Apparently if you crush Lifesavers flavoured using wintergreen oil in a dark room, you can potentially witness triboluminescence – which is light generated by breaking chemical bonds in a material when it is pulled apart, ripped, scratched, crushed, or rubbed. If you try this out, please send me pictures!


How To Carry A Claymore: Crazy Things I Learned Researching Books


So in last week’s post I talked about the basket-hilted Scottish broadsword. I noted that this sword became popular after armour was obsolete, which meant it was more likely my hero would carry a weapon he could use effectively against an armoured foe.http://dekor-okno.ru

So Lyram now carries a basket-hilted broadsword as a clan relic and a claymore for battle.

This all led to another question – how do you carry a claymore? The things are huge. Taller than me, even. OK, I’m not that tall, but I’m not that short either.

Presumably it needed to be carried on the back, but I didn’t know the answer, so I looked it up.

And I learned a few things.

It is exceedingly difficult to draw a claymore from a back sheath without removing or severely damaging one’s own head. Uh, maybe not a good idea.

It is arguably even more difficult to put it back in the sheath without being able to see what one was doing.

This meant claymores were carried one of two ways. Either in a back sheath where the shoulder harness could be easily dropped off to allow the sword to be drawn without decapitating oneself, or more simply in the hand.

But wait, it gets more complicated.

Apparently it wasn’t unknown for the sheath to ‘grip’ these swords. I haven’t found a good reason why, but I suspect this was a problem common to many swords. It presented a particular difficulty with the claymore because the thing was so damn big that holding the sheath in one hand and levering the blade clear with the other wasn’t easy.

So many swordsmen who carried these beasts of war also had a man filling a squire-type function, who would carry the claymore for the warrior, and/or assist him to unsheathe it as needed.

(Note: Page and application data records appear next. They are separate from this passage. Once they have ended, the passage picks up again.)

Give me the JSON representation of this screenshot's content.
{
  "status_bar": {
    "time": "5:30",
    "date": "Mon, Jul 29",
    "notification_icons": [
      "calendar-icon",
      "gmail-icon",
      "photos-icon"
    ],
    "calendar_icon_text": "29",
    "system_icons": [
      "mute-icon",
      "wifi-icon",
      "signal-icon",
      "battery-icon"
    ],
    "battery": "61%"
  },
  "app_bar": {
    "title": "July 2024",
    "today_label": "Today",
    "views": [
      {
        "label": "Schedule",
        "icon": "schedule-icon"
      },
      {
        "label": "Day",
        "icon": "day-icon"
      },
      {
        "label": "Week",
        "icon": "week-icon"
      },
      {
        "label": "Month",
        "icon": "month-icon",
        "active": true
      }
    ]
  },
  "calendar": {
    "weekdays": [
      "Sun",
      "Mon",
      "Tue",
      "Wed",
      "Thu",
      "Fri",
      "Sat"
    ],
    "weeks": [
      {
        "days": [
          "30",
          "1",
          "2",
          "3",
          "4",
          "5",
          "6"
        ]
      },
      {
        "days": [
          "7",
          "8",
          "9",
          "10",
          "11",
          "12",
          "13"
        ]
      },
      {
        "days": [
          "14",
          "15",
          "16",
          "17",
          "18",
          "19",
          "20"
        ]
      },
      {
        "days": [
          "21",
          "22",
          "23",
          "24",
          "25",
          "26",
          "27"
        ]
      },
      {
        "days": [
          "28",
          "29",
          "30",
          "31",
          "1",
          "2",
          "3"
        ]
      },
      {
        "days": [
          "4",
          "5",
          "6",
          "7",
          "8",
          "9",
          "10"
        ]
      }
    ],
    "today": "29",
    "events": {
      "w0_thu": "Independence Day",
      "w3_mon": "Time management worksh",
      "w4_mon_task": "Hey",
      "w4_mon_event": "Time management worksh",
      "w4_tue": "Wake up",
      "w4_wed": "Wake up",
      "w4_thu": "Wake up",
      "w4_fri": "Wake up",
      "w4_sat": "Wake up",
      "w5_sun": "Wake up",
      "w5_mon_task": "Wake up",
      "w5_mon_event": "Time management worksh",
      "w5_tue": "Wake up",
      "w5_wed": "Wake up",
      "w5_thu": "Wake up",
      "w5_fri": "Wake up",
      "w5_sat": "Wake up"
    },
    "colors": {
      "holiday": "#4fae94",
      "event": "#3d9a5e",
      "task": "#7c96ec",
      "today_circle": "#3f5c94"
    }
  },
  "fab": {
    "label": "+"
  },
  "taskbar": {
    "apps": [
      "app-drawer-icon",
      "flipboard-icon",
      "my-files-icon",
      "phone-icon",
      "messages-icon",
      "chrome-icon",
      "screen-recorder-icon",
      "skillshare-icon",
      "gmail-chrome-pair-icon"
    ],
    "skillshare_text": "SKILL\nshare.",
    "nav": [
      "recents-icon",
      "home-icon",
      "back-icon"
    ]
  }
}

So what I thought was a relatively simple question turned out to be quite complex.

And the moral of the story: don’t cut your own head off drawing your sword.